Excerpted data START

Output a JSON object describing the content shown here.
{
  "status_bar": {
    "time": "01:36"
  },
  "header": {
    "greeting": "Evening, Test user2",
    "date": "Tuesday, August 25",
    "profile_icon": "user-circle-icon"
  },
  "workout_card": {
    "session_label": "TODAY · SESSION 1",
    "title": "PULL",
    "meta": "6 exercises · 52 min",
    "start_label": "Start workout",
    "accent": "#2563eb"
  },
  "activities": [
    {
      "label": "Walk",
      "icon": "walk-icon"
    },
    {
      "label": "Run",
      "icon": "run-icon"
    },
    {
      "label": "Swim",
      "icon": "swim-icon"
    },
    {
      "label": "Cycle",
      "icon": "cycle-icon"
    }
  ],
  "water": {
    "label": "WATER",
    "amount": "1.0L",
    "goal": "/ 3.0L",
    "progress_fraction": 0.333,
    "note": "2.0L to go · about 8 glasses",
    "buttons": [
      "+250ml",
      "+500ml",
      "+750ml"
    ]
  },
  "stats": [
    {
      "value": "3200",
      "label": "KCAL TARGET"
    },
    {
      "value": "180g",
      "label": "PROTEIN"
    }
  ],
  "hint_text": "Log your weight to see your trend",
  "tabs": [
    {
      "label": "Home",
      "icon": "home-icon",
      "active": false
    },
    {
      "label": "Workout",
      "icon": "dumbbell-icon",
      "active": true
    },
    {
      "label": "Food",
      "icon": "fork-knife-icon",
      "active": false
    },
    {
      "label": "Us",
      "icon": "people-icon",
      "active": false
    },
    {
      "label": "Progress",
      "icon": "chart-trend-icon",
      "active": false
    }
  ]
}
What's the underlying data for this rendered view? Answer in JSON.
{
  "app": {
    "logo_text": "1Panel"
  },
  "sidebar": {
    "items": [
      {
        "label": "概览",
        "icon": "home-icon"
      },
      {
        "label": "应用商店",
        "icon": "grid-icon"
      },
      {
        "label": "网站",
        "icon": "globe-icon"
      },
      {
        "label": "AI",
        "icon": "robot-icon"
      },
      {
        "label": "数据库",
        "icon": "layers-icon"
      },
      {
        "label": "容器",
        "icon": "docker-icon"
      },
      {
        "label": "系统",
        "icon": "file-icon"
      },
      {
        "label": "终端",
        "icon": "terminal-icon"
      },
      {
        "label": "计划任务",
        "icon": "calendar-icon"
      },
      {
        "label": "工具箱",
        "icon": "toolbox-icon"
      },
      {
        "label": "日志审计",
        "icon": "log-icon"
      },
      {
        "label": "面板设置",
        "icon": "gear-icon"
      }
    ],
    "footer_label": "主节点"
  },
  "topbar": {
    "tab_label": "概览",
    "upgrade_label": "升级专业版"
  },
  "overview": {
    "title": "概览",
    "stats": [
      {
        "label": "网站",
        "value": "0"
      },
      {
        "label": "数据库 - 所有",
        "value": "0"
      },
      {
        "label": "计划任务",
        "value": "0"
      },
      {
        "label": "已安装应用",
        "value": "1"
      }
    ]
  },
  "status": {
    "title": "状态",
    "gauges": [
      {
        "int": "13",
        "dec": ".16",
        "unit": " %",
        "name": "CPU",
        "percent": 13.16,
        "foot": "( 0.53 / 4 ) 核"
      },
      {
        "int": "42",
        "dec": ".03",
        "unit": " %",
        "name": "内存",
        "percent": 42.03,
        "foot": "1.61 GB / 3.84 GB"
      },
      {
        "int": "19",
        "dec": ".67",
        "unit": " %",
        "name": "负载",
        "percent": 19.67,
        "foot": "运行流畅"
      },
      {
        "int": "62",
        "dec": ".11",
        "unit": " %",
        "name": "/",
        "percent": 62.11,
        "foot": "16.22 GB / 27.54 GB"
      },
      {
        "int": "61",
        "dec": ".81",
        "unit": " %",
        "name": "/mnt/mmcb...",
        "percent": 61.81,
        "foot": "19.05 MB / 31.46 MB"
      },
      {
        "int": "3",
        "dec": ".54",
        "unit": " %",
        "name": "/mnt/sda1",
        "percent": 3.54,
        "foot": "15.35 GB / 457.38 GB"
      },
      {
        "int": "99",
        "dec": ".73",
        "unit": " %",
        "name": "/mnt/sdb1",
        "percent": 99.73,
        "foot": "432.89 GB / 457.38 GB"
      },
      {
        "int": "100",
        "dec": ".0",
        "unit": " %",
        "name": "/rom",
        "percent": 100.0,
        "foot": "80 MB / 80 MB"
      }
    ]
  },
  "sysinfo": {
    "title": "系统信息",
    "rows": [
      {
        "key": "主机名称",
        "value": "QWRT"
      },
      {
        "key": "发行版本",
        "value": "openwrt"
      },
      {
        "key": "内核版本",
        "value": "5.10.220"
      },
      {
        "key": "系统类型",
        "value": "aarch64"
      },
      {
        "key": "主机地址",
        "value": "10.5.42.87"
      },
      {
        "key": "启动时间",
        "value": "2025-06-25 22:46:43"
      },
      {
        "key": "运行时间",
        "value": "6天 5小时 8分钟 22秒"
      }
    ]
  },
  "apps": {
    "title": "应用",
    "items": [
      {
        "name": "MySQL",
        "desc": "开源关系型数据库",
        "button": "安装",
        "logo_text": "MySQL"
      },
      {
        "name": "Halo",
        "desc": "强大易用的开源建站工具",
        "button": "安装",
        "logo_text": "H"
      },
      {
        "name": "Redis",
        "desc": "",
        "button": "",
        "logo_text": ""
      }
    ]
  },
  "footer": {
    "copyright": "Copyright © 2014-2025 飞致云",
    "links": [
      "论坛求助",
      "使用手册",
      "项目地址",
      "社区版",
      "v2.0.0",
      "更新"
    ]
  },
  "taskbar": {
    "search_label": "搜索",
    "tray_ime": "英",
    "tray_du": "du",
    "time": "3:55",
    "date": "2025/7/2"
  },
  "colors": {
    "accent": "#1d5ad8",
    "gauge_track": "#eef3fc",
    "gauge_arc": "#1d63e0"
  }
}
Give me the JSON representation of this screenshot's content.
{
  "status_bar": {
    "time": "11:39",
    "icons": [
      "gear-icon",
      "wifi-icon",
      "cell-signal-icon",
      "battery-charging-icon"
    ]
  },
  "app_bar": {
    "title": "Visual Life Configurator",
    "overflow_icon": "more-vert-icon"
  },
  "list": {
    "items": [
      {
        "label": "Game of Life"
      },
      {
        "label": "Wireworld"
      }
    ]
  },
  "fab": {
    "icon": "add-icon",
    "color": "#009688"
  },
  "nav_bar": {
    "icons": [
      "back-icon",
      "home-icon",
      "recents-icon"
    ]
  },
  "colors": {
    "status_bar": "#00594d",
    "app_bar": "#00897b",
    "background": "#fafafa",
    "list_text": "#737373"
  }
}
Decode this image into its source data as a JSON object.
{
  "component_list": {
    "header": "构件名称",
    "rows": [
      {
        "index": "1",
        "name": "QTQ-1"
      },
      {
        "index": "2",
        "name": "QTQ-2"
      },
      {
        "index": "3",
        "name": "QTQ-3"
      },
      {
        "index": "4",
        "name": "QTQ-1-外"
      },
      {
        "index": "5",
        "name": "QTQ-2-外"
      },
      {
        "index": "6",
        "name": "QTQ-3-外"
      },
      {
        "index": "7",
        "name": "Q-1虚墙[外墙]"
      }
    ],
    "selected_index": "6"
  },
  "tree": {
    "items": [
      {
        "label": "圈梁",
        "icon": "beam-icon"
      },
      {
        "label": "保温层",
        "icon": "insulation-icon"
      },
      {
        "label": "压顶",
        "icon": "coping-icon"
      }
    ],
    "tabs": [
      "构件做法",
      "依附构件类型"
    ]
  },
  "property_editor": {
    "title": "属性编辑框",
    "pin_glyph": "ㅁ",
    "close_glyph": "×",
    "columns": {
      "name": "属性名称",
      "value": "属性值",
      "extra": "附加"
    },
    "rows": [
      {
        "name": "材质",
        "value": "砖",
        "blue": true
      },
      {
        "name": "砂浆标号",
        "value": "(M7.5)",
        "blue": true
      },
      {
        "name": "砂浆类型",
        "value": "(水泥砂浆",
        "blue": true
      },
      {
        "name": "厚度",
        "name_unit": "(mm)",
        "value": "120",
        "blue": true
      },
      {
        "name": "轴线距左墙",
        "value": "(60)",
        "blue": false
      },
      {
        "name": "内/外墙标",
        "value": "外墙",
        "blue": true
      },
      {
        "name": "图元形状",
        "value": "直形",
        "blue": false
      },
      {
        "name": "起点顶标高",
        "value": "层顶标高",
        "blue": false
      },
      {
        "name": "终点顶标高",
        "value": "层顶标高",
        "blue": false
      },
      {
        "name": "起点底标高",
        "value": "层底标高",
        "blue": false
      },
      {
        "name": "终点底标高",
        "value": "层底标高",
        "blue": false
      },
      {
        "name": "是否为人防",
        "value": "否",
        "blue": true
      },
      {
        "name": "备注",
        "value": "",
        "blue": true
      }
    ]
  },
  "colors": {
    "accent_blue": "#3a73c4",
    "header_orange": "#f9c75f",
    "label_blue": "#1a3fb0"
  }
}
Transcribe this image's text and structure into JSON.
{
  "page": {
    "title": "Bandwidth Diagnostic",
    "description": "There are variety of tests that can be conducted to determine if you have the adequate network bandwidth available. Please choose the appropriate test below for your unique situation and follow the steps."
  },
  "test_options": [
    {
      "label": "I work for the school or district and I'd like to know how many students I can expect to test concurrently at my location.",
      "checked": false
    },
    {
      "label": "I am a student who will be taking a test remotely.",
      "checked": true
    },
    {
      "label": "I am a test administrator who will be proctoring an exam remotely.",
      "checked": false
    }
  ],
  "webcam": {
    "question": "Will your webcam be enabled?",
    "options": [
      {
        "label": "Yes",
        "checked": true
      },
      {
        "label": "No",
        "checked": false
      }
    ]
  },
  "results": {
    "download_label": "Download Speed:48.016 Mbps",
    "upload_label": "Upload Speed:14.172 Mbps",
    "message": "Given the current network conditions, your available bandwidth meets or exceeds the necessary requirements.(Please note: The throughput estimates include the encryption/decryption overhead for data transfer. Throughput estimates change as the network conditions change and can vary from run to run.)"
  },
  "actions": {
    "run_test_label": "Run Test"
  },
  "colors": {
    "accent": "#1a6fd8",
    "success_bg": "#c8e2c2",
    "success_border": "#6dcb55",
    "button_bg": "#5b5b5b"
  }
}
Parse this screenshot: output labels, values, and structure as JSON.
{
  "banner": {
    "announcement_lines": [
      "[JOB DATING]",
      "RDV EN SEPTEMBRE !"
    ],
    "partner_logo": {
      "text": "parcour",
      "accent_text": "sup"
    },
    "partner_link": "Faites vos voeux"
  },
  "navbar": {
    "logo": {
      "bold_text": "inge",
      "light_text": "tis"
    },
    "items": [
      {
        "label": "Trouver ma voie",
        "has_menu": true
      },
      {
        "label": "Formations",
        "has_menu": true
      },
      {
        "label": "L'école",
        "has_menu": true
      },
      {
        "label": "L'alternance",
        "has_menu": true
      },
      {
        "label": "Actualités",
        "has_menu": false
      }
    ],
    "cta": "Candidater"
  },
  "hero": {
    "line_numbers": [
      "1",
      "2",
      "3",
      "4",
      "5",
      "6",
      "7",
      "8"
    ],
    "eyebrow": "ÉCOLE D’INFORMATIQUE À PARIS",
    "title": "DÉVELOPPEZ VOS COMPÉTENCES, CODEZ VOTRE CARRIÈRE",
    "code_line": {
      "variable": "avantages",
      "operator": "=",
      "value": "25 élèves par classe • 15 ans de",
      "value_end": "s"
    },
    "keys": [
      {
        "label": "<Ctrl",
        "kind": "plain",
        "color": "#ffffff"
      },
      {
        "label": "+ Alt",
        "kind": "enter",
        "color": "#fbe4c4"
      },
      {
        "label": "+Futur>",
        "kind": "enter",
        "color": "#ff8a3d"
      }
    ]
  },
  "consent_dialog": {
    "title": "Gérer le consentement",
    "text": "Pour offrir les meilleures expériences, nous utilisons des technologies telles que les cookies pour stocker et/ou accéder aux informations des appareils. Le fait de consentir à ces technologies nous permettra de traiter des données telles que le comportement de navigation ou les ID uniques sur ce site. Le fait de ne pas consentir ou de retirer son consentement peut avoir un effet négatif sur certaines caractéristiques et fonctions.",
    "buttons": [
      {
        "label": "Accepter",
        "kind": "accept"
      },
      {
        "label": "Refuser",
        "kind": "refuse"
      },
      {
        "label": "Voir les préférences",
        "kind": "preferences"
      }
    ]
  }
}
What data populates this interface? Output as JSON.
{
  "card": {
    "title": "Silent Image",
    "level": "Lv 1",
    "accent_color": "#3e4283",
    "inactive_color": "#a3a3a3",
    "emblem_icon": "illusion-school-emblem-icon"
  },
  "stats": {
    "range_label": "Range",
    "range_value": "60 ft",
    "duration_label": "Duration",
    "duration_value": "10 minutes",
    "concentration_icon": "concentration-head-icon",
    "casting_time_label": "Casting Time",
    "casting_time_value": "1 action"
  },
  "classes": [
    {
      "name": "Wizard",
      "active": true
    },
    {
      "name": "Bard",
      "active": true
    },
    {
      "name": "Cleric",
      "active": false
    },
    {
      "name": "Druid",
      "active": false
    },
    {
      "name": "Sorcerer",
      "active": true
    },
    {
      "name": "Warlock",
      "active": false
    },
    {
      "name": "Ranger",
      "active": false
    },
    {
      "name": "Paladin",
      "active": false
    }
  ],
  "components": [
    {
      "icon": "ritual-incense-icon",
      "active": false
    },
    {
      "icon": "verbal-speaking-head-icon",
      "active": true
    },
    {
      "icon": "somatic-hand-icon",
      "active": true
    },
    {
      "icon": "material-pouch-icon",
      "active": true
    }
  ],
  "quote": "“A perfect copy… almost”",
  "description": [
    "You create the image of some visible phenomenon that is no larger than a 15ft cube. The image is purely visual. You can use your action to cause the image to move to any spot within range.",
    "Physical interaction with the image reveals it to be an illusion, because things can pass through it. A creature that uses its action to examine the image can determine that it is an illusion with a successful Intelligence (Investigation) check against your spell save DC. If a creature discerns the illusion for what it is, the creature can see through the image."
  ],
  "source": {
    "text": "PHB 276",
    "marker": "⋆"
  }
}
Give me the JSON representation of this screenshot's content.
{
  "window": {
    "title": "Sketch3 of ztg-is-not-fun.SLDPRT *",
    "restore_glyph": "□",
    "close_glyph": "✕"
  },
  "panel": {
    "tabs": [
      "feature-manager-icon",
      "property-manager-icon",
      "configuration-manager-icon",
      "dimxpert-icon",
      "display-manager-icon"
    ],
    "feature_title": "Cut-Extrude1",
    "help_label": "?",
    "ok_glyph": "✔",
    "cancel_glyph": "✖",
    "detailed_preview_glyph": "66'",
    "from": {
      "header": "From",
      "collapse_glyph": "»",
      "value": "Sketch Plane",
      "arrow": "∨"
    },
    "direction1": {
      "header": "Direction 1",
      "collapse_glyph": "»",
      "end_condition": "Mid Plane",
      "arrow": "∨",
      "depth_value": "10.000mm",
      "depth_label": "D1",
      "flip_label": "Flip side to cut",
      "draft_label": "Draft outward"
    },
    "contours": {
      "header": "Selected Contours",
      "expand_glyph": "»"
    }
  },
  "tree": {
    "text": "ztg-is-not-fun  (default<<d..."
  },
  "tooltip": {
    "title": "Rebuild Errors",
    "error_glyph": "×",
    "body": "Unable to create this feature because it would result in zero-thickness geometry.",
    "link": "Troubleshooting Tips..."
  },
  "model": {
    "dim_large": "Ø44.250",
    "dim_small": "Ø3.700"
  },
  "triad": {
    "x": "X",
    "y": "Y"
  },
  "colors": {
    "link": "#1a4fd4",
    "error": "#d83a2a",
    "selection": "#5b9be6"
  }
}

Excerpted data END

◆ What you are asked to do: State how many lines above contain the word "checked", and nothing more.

◆ Response: 5